▽

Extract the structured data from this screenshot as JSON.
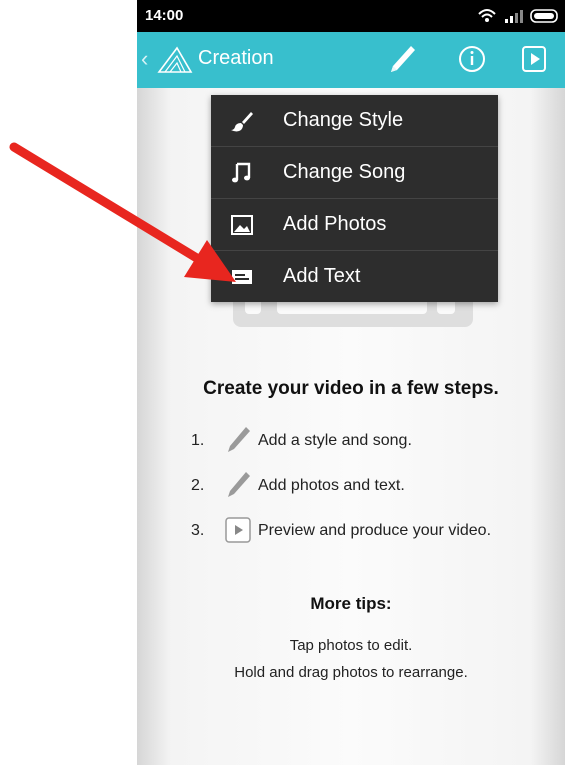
{
  "status_bar": {
    "time": "14:00"
  },
  "app_bar": {
    "back_glyph": "‹",
    "title": "Creation",
    "icons": [
      "logo-icon",
      "pencil-icon",
      "info-icon",
      "play-icon"
    ]
  },
  "menu": {
    "items": [
      {
        "label": "Change Style",
        "icon": "brush-icon"
      },
      {
        "label": "Change Song",
        "icon": "music-note-icon"
      },
      {
        "label": "Add Photos",
        "icon": "image-icon"
      },
      {
        "label": "Add Text",
        "icon": "text-card-icon"
      }
    ]
  },
  "instructions": {
    "heading": "Create your video in a few steps.",
    "steps": [
      {
        "number": "1.",
        "text": "Add a style and song.",
        "icon": "pencil-icon"
      },
      {
        "number": "2.",
        "text": "Add photos and text.",
        "icon": "pencil-icon"
      },
      {
        "number": "3.",
        "text": "Preview and produce your video.",
        "icon": "play-icon"
      }
    ]
  },
  "tips": {
    "title": "More tips:",
    "lines": [
      "Tap photos to edit.",
      "Hold and drag photos to rearrange."
    ]
  },
  "colors": {
    "app_bar": "#38bfcd",
    "menu_bg": "#2d2d2d",
    "annotation_arrow": "#e8261f"
  }
}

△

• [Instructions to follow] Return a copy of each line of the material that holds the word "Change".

• [Output below]
        "label": "Change Style",
        "label": "Change Song",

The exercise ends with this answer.